Get rid of bad breath in a flash!

“I am so glad to know these easy practical tips to prevent halitosis.” Bill Chesnut, MD

From the Cleveland Clinic Wellness Letter, January 2016.

Get rid of bad breath in a flash with one of these fresh foods.

Brushing and flossing daily are the best ways to keep your mouth and teeth healthy and your breath fresh. But some foods, like that cheesy garlic toast (oh-so-tasty when the holiday bash began!), can leave you with an unpleasant aftertaste — and dragon breath. If the sour taste in your mouth has you mumbling behind your hand, and there is no convenient place to brush your teeth, here are some ways to clean your breath and party on with confidence.

  • Bite into a wedge of lemon, or sip ice water with lemon. The acid in lemon juice neutralizes the enzyme in crushed garlic that causes bad breath.
  • Eat a piece of raw apple. Apple has antibacterial properties that help reduce foul smells in the mouth.
  • Sip some green tea. Green tea is rich in polyphenols, powerful antioxidants that can stop plaque from sticking to your teeth.
  • Ask the bartender for a mint leaf or two, and put them in a glass of ice water. There’s a reason mint is one of the most common elements in toothpaste and mouthwash, but the ice water is key too.


Hitting the slopes? Just “beet” altitude sickness!

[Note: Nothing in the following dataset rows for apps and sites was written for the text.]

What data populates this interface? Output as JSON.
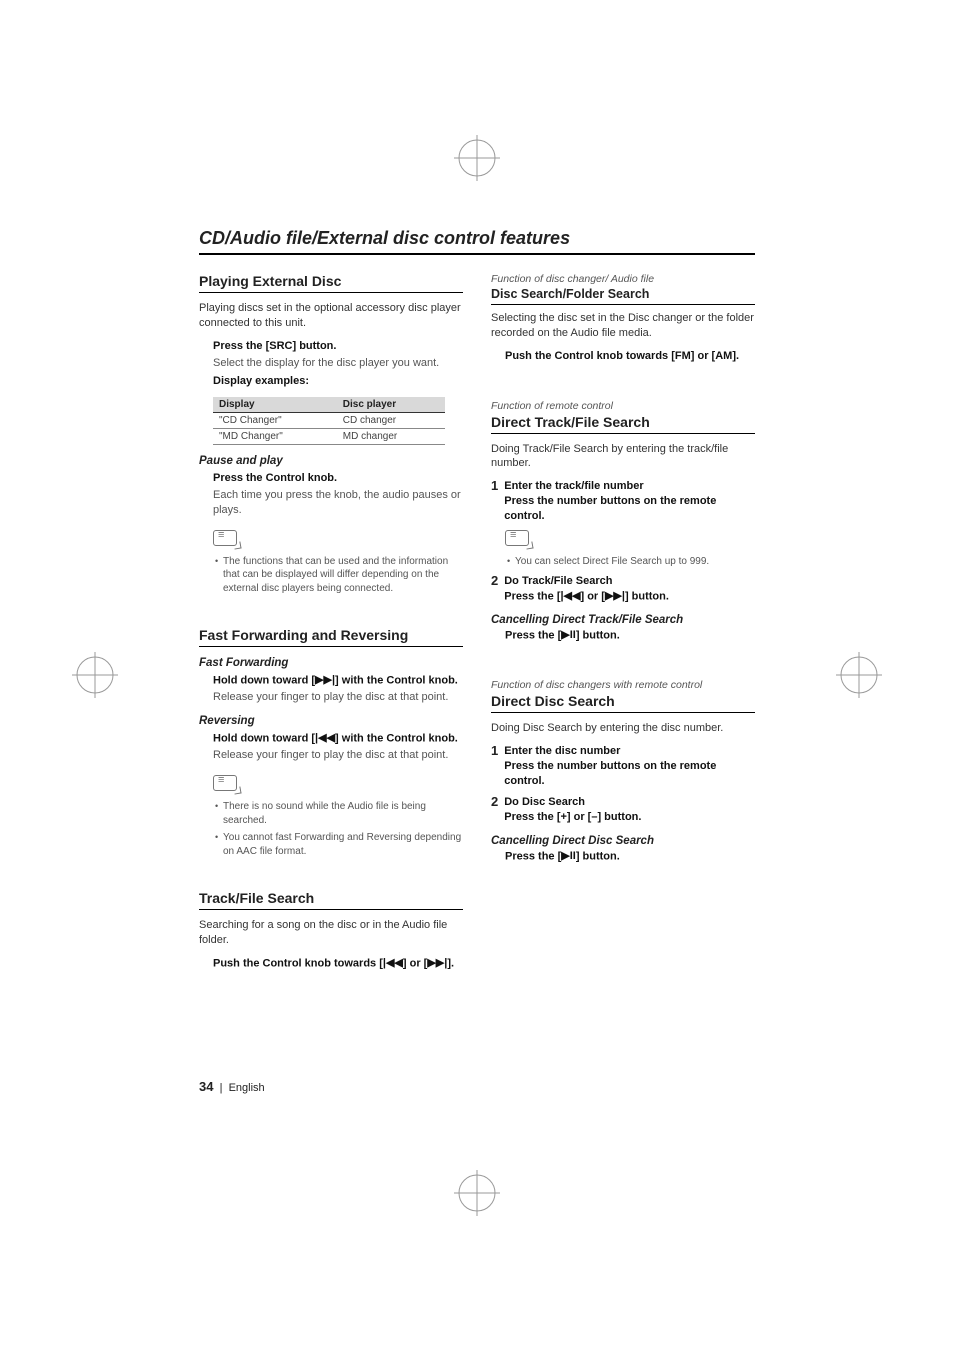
{
  "page_title": "CD/Audio file/External disc control features",
  "footer": {
    "page_number": "34",
    "lang": "English"
  },
  "left": {
    "sec1": {
      "heading": "Playing External Disc",
      "intro": "Playing discs set in the optional accessory disc player connected to this unit.",
      "step1a": "Press the [SRC] button.",
      "step1b": "Select the display for the disc player you want.",
      "step1c": "Display examples:",
      "table": {
        "h1": "Display",
        "h2": "Disc player",
        "r1c1": "\"CD Changer\"",
        "r1c2": "CD changer",
        "r2c1": "\"MD Changer\"",
        "r2c2": "MD changer"
      },
      "pause_head": "Pause and play",
      "pause_step": "Press the Control knob.",
      "pause_desc": "Each time you press the knob, the audio pauses or plays.",
      "note1": "The functions that can be used and the information that can be displayed will differ depending on the external disc players being connected."
    },
    "sec2": {
      "heading": "Fast Forwarding and Reversing",
      "ff_head": "Fast Forwarding",
      "ff_step_a": "Hold down toward [",
      "ff_step_b": "] with the Control knob.",
      "ff_desc": "Release your finger to play the disc at that point.",
      "rev_head": "Reversing",
      "rev_step_a": "Hold down toward [",
      "rev_step_b": "] with the Control knob.",
      "rev_desc": "Release your finger to play the disc at that point.",
      "note1": "There is no sound while the Audio file is being searched.",
      "note2": "You cannot fast Forwarding and Reversing depending on AAC file format."
    },
    "sec3": {
      "heading": "Track/File Search",
      "intro": "Searching for a song on the disc or in the Audio file folder.",
      "step_a": "Push the Control knob towards [",
      "step_b": "] or [",
      "step_c": "]."
    }
  },
  "right": {
    "sec1": {
      "fn": "Function of disc changer/ Audio file",
      "heading": "Disc Search/Folder Search",
      "intro": "Selecting the disc set in the Disc changer or the folder recorded on the Audio file media.",
      "step": "Push the Control knob towards [FM] or [AM]."
    },
    "sec2": {
      "fn": "Function of remote control",
      "heading": "Direct Track/File Search",
      "intro": "Doing Track/File Search by entering the track/file number.",
      "s1_title": "Enter the track/file number",
      "s1_body": "Press the number buttons on the remote control.",
      "note1": "You can select Direct File Search up to 999.",
      "s2_title": "Do Track/File Search",
      "s2_body_a": "Press the [",
      "s2_body_b": "] or [",
      "s2_body_c": "] button.",
      "cancel_head": "Cancelling Direct Track/File Search",
      "cancel_a": "Press the [",
      "cancel_b": "] button."
    },
    "sec3": {
      "fn": "Function of disc changers with remote control",
      "heading": "Direct Disc Search",
      "intro": "Doing Disc Search by entering the disc number.",
      "s1_title": "Enter the disc number",
      "s1_body": "Press the number buttons on the remote control.",
      "s2_title": "Do Disc Search",
      "s2_body": "Press the [+] or [–] button.",
      "cancel_head": "Cancelling Direct Disc Search",
      "cancel_a": "Press the [",
      "cancel_b": "] button."
    }
  }
}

“Beet juice is handy to know about if you live in Albuquerque, Santa Fe or even higher than 5000 or 7200 feet.  Help protect your low attitude guests so they enjoy their visit.” Bill Chesnut, MD
January 12, 2016
Hitting the slopes? Just “beet” altitude sickness!
Hitting the ski slopes or another high-altitude terrain this winter? Channel your inner mountain goat all you like, but you may want to pack some beet juice for good measure. Altitude sickness — which affects about half of all travelers to elevations above 8,000 feet, regardless of fitness level — can seriously cramp your vacation style with several days of light-headedness, nausea, and other unpleasant symptoms. Your blood vessels, which deliver oxygen throughout your body, depend on the oxygen in the air to do their job. It normally takes several days for your blood vessels to adjust to the decreased oxygen levels — a process called acclimatization — but researchers have found that drinking beet juice can speed up the process. The magic ingredient in this jewel-colored root vegetable? Nitrate. Your body converts this compound to nitric oxide, which helps to normalize blood vessel function. (That same mechanism may explain why beet juice has been shown to benefit athletes and people with heart failure.) More time enjoying the mountains? This idea just can’t be “beet”!


That coffee habit? It may protect you from type 2 diabetes.

I enjoy the Cleveland Clinic Newsletter.  Today they address the possible benefit to type II diabetes of consuming coffee. February 2, 2016. Bill Chesnut, MD

That coffee habit? It might just be protecting you from type 2 diabetes.
Can’t start your day without a cup or two of joe? Bottoms up! People who drink three to four cups of coffee a day are less likely to have developed type 2 diabetes than those who don’t drink coffee at all, and now researchers have a better understanding about why. Two compounds found in coffee — cafestol and caffeic acid — increase insulin production, which helps keep your blood sugar under control. Controlling blood sugar is crucial for diabetes prevention, since high blood sugar, or hyperglycemia, can lead to the signs and symptoms of the disease. Research also shows that coffee may help prevent diseases like stroke and certain cancers’ reduce the risk of Parkinson’s, dementia, and multiple sclerosis; and even boost concentration and memory. With so many benefits, you want to avoid adding anything unhealthy to your morning cuppa, right? That means skipping the nondairy creamers (corn syrup and trans fat alert!) and flavor shots (can you say sugar, sugar, sugar?), and limiting your use of artificial sweeteners. Instead, try unsweetened almond milk with cinnamon.